New research has pinpointed a certain indulgence may be good for the heart muscle. What is it? And how would it reduce the chances of a heart attack?
Researchers conducted a meta-analysis spanning five decades looking into coronary heart disease (CHD).
CHD – that also goes by the name of ischaemic heart disease – has three main symptoms: chest pain (angina), heart attacks and heart failure.
Other symptoms of the disease can include heart palpitations and unusual breathlessness.
In addition, lifestyle factors such as smoking and regularly drinking excessive amounts of alcohol would contribute to the development of CHD.
Back to the study, data from more than 336,000 participants were collected, alongside their self-reported chocolate consumption.
The results revealed that those who ate chocolate more than once a week were associated with an eight percent lower risk of blocked arteries than those who didn’t.
The study’s author, Dr Chayakrit Krittanawong, commented: “Our study suggests that chocolate helps keep the heart’s blood vessels healthy.
“Chocolate contains heart-healthy nutrients such as flavonoids, methylxanthines, polyphenols and stearic acid which may reduce inflammation and increase good cholesterol.”
Good cholesterol, otherwise known as high-density lipoprotein (HDL), collects “bad” cholesterol – the kind that furs up the heart’s arteries – and transports it to the liver.
In the liver, “bad” (low-density lipoprotein) cholesterol is broken down and excreted from the body.
However, the new study doesn’t examine portion sizes, or the type of chocolate enjoyed.
It’s not clear whether the participants ate dark chocolate, milk chocolate or some other cocoa confectionary.
The findings were based on previous research that concluded that consuming cocoa (found in chocolate) reduced the risk of a heart attack.
It’s believed by scientists the flavonoids found in chocolate lower blood pressure and improve vascular function.
Vascular function refers to how effectively the blood delivers oxygen and nutrients throughout the body and carries away waste material.
In regards to the new research, lifestyle factors weren’t highlighted in the results.
Dr Alice Lichtenstein commented on the data, suggesting that those who admitted to eating chocolate may be more likely to have “a healthy body weight”.

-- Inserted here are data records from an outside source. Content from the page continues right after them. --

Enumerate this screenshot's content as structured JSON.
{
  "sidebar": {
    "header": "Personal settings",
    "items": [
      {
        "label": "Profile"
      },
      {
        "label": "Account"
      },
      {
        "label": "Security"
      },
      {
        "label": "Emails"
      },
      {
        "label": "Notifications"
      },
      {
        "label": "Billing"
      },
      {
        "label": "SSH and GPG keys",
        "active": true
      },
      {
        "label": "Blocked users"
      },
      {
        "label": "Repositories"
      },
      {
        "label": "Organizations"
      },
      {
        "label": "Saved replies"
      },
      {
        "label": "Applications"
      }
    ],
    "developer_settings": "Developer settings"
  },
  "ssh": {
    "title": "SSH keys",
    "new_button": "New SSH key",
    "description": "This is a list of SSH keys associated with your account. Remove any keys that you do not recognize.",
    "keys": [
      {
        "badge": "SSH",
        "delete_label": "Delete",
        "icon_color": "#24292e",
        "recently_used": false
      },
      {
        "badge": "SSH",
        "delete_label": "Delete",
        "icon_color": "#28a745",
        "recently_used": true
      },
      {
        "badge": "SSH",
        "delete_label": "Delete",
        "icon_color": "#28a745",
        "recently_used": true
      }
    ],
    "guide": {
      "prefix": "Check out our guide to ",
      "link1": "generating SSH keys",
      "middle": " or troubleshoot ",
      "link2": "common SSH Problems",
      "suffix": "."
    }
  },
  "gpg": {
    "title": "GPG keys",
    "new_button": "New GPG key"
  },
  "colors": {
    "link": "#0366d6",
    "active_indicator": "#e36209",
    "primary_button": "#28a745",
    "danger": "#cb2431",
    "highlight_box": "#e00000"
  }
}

She added that they could “regularly engage” in physical exercise and be “less stressed”.
She continued: “Each factor could independently impact on cardiovascular health.”